=== Section Start ===
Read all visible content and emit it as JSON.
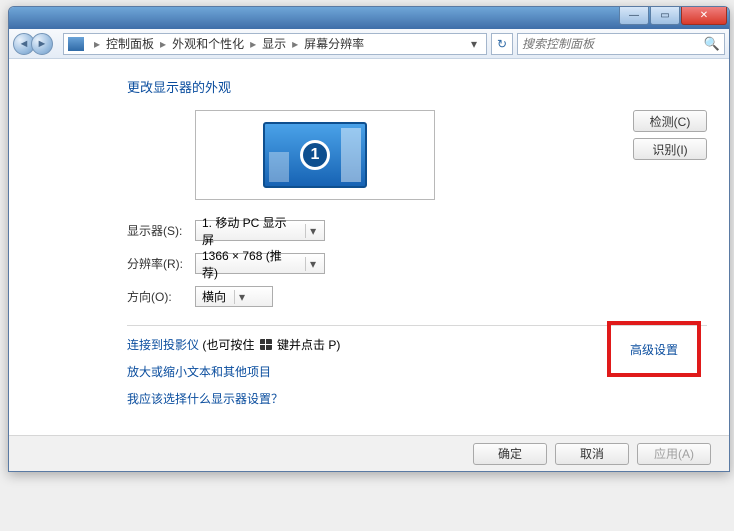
{
  "titlebar": {
    "min": "—",
    "max": "▭",
    "close": "✕"
  },
  "breadcrumb": {
    "items": [
      "控制面板",
      "外观和个性化",
      "显示",
      "屏幕分辨率"
    ]
  },
  "search": {
    "placeholder": "搜索控制面板"
  },
  "page": {
    "heading": "更改显示器的外观",
    "detect": "检测(C)",
    "identify": "识别(I)",
    "display_label": "显示器(S):",
    "display_value": "1. 移动 PC 显示屏",
    "resolution_label": "分辨率(R):",
    "resolution_value": "1366 × 768 (推荐)",
    "orientation_label": "方向(O):",
    "orientation_value": "横向",
    "advanced": "高级设置",
    "projector_prefix": "连接到投影仪",
    "projector_hint_a": " (也可按住 ",
    "projector_hint_b": " 键并点击 P)",
    "text_size_link": "放大或缩小文本和其他项目",
    "which_display_link": "我应该选择什么显示器设置？",
    "monitor_number": "1"
  },
  "footer": {
    "ok": "确定",
    "cancel": "取消",
    "apply": "应用(A)"
  }
}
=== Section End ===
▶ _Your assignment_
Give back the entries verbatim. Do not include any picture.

▶ _Task solution_
Read all visible content and emit it as JSON.
{
  "titlebar": {
    "min": "—",
    "max": "▭",
    "close": "✕"
  },
  "breadcrumb": {
    "items": [
      "控制面板",
      "外观和个性化",
      "显示",
      "屏幕分辨率"
    ]
  },
  "search": {
    "placeholder": "搜索控制面板"
  },
  "page": {
    "heading": "更改显示器的外观",
    "detect": "检测(C)",
    "identify": "识别(I)",
    "display_label": "显示器(S):",
    "display_value": "1. 移动 PC 显示屏",
    "resolution_label": "分辨率(R):",
    "resolution_value": "1366 × 768 (推荐)",
    "orientation_label": "方向(O):",
    "orientation_value": "横向",
    "advanced": "高级设置",
    "projector_prefix": "连接到投影仪",
    "projector_hint_a": " (也可按住 ",
    "projector_hint_b": " 键并点击 P)",
    "text_size_link": "放大或缩小文本和其他项目",
    "which_display_link": "我应该选择什么显示器设置？",
    "monitor_number": "1"
  },
  "footer": {
    "ok": "确定",
    "cancel": "取消",
    "apply": "应用(A)"
  }
}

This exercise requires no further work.